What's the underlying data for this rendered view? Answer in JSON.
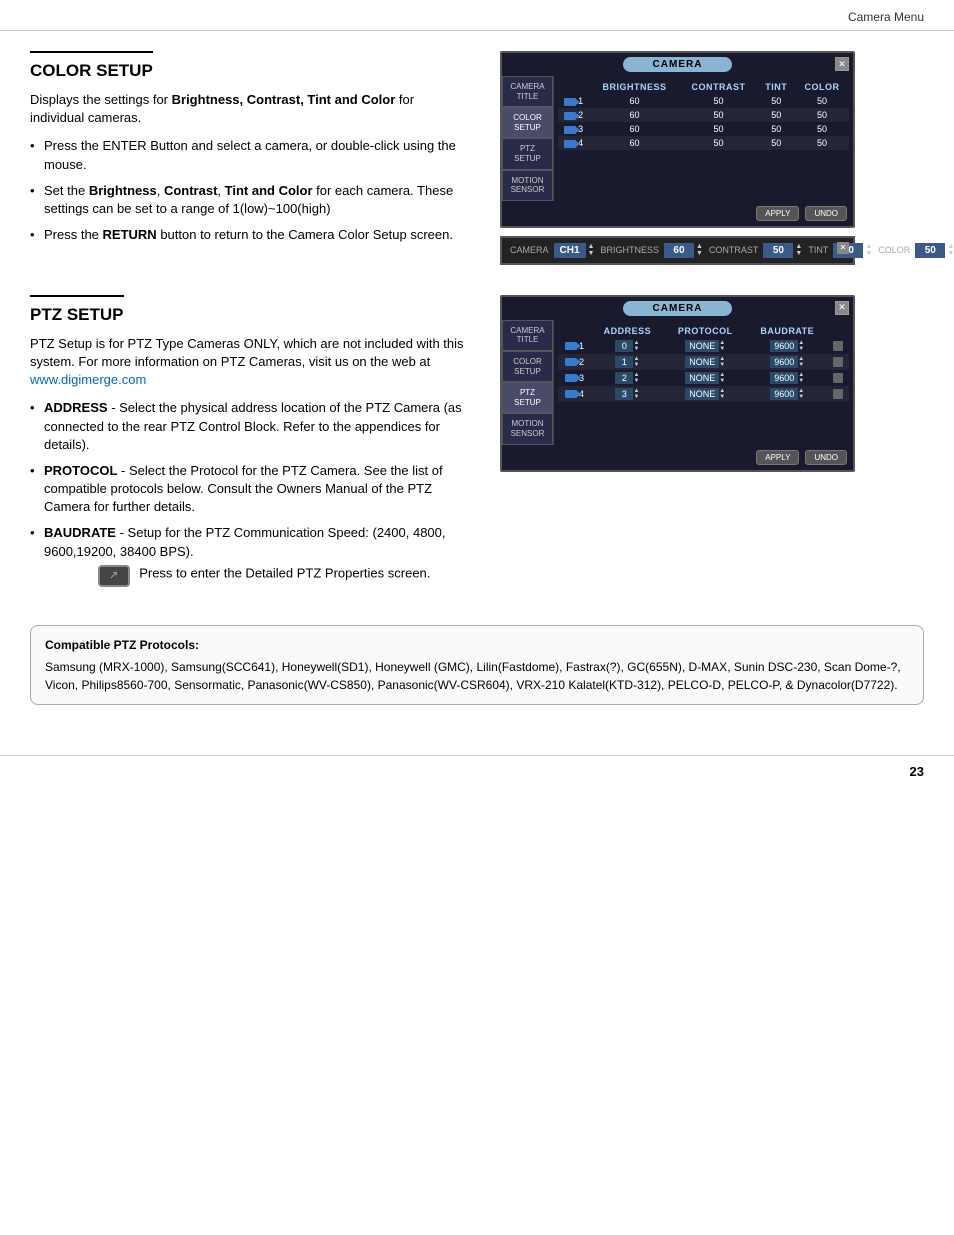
{
  "page": {
    "header": "Camera Menu",
    "footer_page": "23"
  },
  "color_setup": {
    "section_title": "COLOR SETUP",
    "intro": "Displays the settings for ",
    "intro_bold": "Brightness, Contrast, Tint and Color",
    "intro_end": " for individual cameras.",
    "bullets": [
      {
        "text": "Press the ENTER Button and select a camera, or double-click using the mouse."
      },
      {
        "text_parts": [
          {
            "bold": false,
            "text": "Set the "
          },
          {
            "bold": true,
            "text": "Brightness"
          },
          {
            "bold": false,
            "text": ", "
          },
          {
            "bold": true,
            "text": "Contrast"
          },
          {
            "bold": false,
            "text": ", "
          },
          {
            "bold": true,
            "text": "Tint and Color"
          },
          {
            "bold": false,
            "text": " for each camera. These settings can be set to a range of 1(low)~100(high)"
          }
        ]
      },
      {
        "text_parts": [
          {
            "bold": false,
            "text": "Press the "
          },
          {
            "bold": true,
            "text": "RETURN"
          },
          {
            "bold": false,
            "text": " button to return to the Camera Color Setup screen."
          }
        ]
      }
    ],
    "camera_ui": {
      "title": "CAMERA",
      "columns": [
        "",
        "BRIGHTNESS",
        "CONTRAST",
        "TINT",
        "COLOR"
      ],
      "rows": [
        {
          "cam": "1",
          "brightness": "60",
          "contrast": "50",
          "tint": "50",
          "color": "50"
        },
        {
          "cam": "2",
          "brightness": "60",
          "contrast": "50",
          "tint": "50",
          "color": "50"
        },
        {
          "cam": "3",
          "brightness": "60",
          "contrast": "50",
          "tint": "50",
          "color": "50"
        },
        {
          "cam": "4",
          "brightness": "60",
          "contrast": "50",
          "tint": "50",
          "color": "50"
        }
      ],
      "sidebar_items": [
        "CAMERA TITLE",
        "COLOR SETUP",
        "PTZ SETUP",
        "MOTION SENSOR"
      ],
      "apply_label": "APPLY",
      "undo_label": "UNDO"
    },
    "bottom_bar": {
      "fields": [
        {
          "label": "CAMERA",
          "value": "CH1"
        },
        {
          "label": "BRIGHTNESS",
          "value": "60"
        },
        {
          "label": "CONTRAST",
          "value": "50"
        },
        {
          "label": "TINT",
          "value": "50"
        },
        {
          "label": "COLOR",
          "value": "50"
        }
      ]
    }
  },
  "ptz_setup": {
    "section_title": "PTZ SETUP",
    "intro": "PTZ Setup is for PTZ Type Cameras ONLY, which are not included with this system. For more information on PTZ Cameras, visit us on the web at ",
    "link_text": "www.digimerge.com",
    "bullets": [
      {
        "label": "ADDRESS",
        "text": " - Select the physical address location of the PTZ Camera (as connected to the rear PTZ Control Block. Refer to the appendices for details)."
      },
      {
        "label": "PROTOCOL",
        "text": " - Select the Protocol for the PTZ Camera. See the list of compatible protocols below. Consult the Owners Manual of the PTZ Camera for further details."
      },
      {
        "label": "BAUDRATE",
        "text": " - Setup for the PTZ Communication Speed: (2400, 4800, 9600,19200, 38400 BPS).",
        "extra": "Press to enter the Detailed PTZ Properties screen."
      }
    ],
    "camera_ui": {
      "title": "CAMERA",
      "columns": [
        "",
        "ADDRESS",
        "PROTOCOL",
        "BAUDRATE"
      ],
      "rows": [
        {
          "cam": "1",
          "address": "0",
          "protocol": "NONE",
          "baudrate": "9600"
        },
        {
          "cam": "2",
          "address": "1",
          "protocol": "NONE",
          "baudrate": "9600"
        },
        {
          "cam": "3",
          "address": "2",
          "protocol": "NONE",
          "baudrate": "9600"
        },
        {
          "cam": "4",
          "address": "3",
          "protocol": "NONE",
          "baudrate": "9600"
        }
      ],
      "sidebar_items": [
        "CAMERA TITLE",
        "COLOR SETUP",
        "PTZ SETUP",
        "MOTION SENSOR"
      ],
      "apply_label": "APPLY",
      "undo_label": "UNDO"
    }
  },
  "compat_box": {
    "title": "Compatible PTZ Protocols:",
    "text": "Samsung (MRX-1000), Samsung(SCC641), Honeywell(SD1), Honeywell (GMC), Lilin(Fastdome), Fastrax(?), GC(655N), D-MAX, Sunin DSC-230, Scan Dome-?, Vicon, Philips8560-700, Sensormatic, Panasonic(WV-CS850), Panasonic(WV-CSR604), VRX-210 Kalatel(KTD-312), PELCO-D, PELCO-P, & Dynacolor(D7722)."
  }
}
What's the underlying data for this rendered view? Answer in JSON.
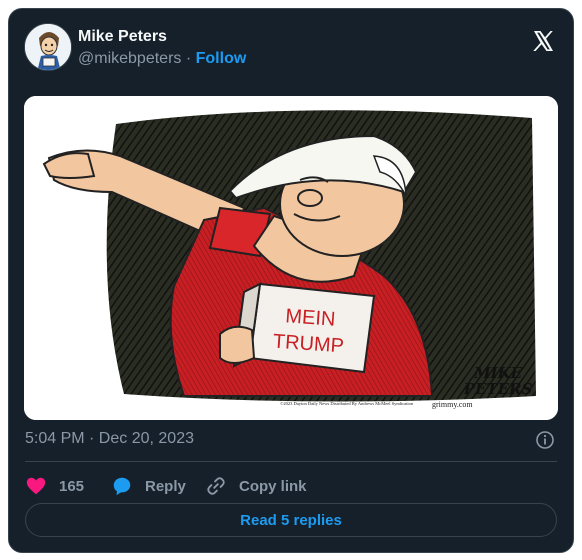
{
  "author": {
    "name": "Mike Peters",
    "handle": "@mikebpeters",
    "separator": "·",
    "follow_label": "Follow"
  },
  "media": {
    "book_line1": "MEIN",
    "book_line2": "TRUMP",
    "signature_line1": "MIKE",
    "signature_line2": "PETERS",
    "credit": "©2023 Dayton Daily News Distributed By Andrews McMeel Syndication",
    "site": "grimmy.com"
  },
  "timestamp": "5:04 PM · Dec 20, 2023",
  "actions": {
    "like_count": "165",
    "reply_label": "Reply",
    "copy_label": "Copy link"
  },
  "read_replies_label": "Read 5 replies",
  "colors": {
    "card_bg": "#15202b",
    "border": "#38444d",
    "accent": "#1d9bf0",
    "like": "#f91880",
    "muted": "#8b98a5",
    "shirt_red": "#d8262a"
  }
}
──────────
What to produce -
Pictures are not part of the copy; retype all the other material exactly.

Answer section -
What's the underlying data for this rendered view? Answer in JSON.
{
  "page": {
    "header": "Camera Menu",
    "footer_page": "23"
  },
  "color_setup": {
    "section_title": "COLOR SETUP",
    "intro": "Displays the settings for ",
    "intro_bold": "Brightness, Contrast, Tint and Color",
    "intro_end": " for individual cameras.",
    "bullets": [
      {
        "text": "Press the ENTER Button and select a camera, or double-click using the mouse."
      },
      {
        "text_parts": [
          {
            "bold": false,
            "text": "Set the "
          },
          {
            "bold": true,
            "text": "Brightness"
          },
          {
            "bold": false,
            "text": ", "
          },
          {
            "bold": true,
            "text": "Contrast"
          },
          {
            "bold": false,
            "text": ", "
          },
          {
            "bold": true,
            "text": "Tint and Color"
          },
          {
            "bold": false,
            "text": " for each camera. These settings can be set to a range of 1(low)~100(high)"
          }
        ]
      },
      {
        "text_parts": [
          {
            "bold": false,
            "text": "Press the "
          },
          {
            "bold": true,
            "text": "RETURN"
          },
          {
            "bold": false,
            "text": " button to return to the Camera Color Setup screen."
          }
        ]
      }
    ],
    "camera_ui": {
      "title": "CAMERA",
      "columns": [
        "",
        "BRIGHTNESS",
        "CONTRAST",
        "TINT",
        "COLOR"
      ],
      "rows": [
        {
          "cam": "1",
          "brightness": "60",
          "contrast": "50",
          "tint": "50",
          "color": "50"
        },
        {
          "cam": "2",
          "brightness": "60",
          "contrast": "50",
          "tint": "50",
          "color": "50"
        },
        {
          "cam": "3",
          "brightness": "60",
          "contrast": "50",
          "tint": "50",
          "color": "50"
        },
        {
          "cam": "4",
          "brightness": "60",
          "contrast": "50",
          "tint": "50",
          "color": "50"
        }
      ],
      "sidebar_items": [
        "CAMERA TITLE",
        "COLOR SETUP",
        "PTZ SETUP",
        "MOTION SENSOR"
      ],
      "apply_label": "APPLY",
      "undo_label": "UNDO"
    },
    "bottom_bar": {
      "fields": [
        {
          "label": "CAMERA",
          "value": "CH1"
        },
        {
          "label": "BRIGHTNESS",
          "value": "60"
        },
        {
          "label": "CONTRAST",
          "value": "50"
        },
        {
          "label": "TINT",
          "value": "50"
        },
        {
          "label": "COLOR",
          "value": "50"
        }
      ]
    }
  },
  "ptz_setup": {
    "section_title": "PTZ SETUP",
    "intro": "PTZ Setup is for PTZ Type Cameras ONLY, which are not included with this system. For more information on PTZ Cameras, visit us on the web at ",
    "link_text": "www.digimerge.com",
    "bullets": [
      {
        "label": "ADDRESS",
        "text": " - Select the physical address location of the PTZ Camera (as connected to the rear PTZ Control Block. Refer to the appendices for details)."
      },
      {
        "label": "PROTOCOL",
        "text": " - Select the Protocol for the PTZ Camera. See the list of compatible protocols below. Consult the Owners Manual of the PTZ Camera for further details."
      },
      {
        "label": "BAUDRATE",
        "text": " - Setup for the PTZ Communication Speed: (2400, 4800, 9600,19200, 38400 BPS).",
        "extra": "Press to enter the Detailed PTZ Properties screen."
      }
    ],
    "camera_ui": {
      "title": "CAMERA",
      "columns": [
        "",
        "ADDRESS",
        "PROTOCOL",
        "BAUDRATE"
      ],
      "rows": [
        {
          "cam": "1",
          "address": "0",
          "protocol": "NONE",
          "baudrate": "9600"
        },
        {
          "cam": "2",
          "address": "1",
          "protocol": "NONE",
          "baudrate": "9600"
        },
        {
          "cam": "3",
          "address": "2",
          "protocol": "NONE",
          "baudrate": "9600"
        },
        {
          "cam": "4",
          "address": "3",
          "protocol": "NONE",
          "baudrate": "9600"
        }
      ],
      "sidebar_items": [
        "CAMERA TITLE",
        "COLOR SETUP",
        "PTZ SETUP",
        "MOTION SENSOR"
      ],
      "apply_label": "APPLY",
      "undo_label": "UNDO"
    }
  },
  "compat_box": {
    "title": "Compatible PTZ Protocols:",
    "text": "Samsung (MRX-1000), Samsung(SCC641), Honeywell(SD1), Honeywell (GMC), Lilin(Fastdome), Fastrax(?), GC(655N), D-MAX, Sunin DSC-230, Scan Dome-?, Vicon, Philips8560-700, Sensormatic, Panasonic(WV-CS850), Panasonic(WV-CSR604), VRX-210 Kalatel(KTD-312), PELCO-D, PELCO-P, & Dynacolor(D7722)."
  }
}
What's the underlying data for this rendered view? Answer in JSON.
{
  "author": {
    "name": "Mike Peters",
    "handle": "@mikebpeters",
    "separator": "·",
    "follow_label": "Follow"
  },
  "media": {
    "book_line1": "MEIN",
    "book_line2": "TRUMP",
    "signature_line1": "MIKE",
    "signature_line2": "PETERS",
    "credit": "©2023 Dayton Daily News Distributed By Andrews McMeel Syndication",
    "site": "grimmy.com"
  },
  "timestamp": "5:04 PM · Dec 20, 2023",
  "actions": {
    "like_count": "165",
    "reply_label": "Reply",
    "copy_label": "Copy link"
  },
  "read_replies_label": "Read 5 replies",
  "colors": {
    "card_bg": "#15202b",
    "border": "#38444d",
    "accent": "#1d9bf0",
    "like": "#f91880",
    "muted": "#8b98a5",
    "shirt_red": "#d8262a"
  }
}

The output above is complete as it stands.